*** Block opens ***
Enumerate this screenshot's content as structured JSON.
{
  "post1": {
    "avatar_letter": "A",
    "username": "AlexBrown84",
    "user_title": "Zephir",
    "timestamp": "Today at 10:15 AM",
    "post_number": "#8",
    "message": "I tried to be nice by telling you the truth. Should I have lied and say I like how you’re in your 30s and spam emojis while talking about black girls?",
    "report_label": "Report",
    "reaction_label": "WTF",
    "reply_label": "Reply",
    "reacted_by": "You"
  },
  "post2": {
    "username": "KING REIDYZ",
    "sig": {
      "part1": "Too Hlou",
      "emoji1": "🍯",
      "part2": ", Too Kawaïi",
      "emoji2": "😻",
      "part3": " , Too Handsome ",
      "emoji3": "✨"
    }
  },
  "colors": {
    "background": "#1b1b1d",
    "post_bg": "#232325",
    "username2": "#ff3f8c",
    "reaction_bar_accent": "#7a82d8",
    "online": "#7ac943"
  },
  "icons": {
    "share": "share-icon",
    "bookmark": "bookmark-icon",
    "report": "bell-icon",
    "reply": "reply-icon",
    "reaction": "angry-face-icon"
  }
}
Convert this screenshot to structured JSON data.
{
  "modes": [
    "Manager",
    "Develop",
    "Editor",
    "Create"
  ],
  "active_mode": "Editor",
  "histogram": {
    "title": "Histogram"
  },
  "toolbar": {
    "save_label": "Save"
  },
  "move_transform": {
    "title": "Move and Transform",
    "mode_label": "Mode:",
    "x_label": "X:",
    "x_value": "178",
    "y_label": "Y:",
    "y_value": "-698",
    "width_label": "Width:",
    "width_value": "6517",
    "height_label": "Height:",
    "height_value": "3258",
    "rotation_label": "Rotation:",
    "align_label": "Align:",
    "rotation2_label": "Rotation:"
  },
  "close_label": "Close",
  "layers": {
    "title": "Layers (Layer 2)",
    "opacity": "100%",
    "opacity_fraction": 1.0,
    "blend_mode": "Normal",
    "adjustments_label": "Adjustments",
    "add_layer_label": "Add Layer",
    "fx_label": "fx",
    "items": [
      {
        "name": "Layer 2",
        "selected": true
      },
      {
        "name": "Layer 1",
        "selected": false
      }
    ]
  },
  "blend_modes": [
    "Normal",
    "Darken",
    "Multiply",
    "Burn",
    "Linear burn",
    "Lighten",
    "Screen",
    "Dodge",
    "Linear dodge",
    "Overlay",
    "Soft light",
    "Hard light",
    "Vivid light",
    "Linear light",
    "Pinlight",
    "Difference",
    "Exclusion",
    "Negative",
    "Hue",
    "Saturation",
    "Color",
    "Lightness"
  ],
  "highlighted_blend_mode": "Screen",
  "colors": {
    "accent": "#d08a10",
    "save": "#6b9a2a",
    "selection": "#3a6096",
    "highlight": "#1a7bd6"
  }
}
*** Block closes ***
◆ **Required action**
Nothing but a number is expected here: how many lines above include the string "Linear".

◆ **Task output**
3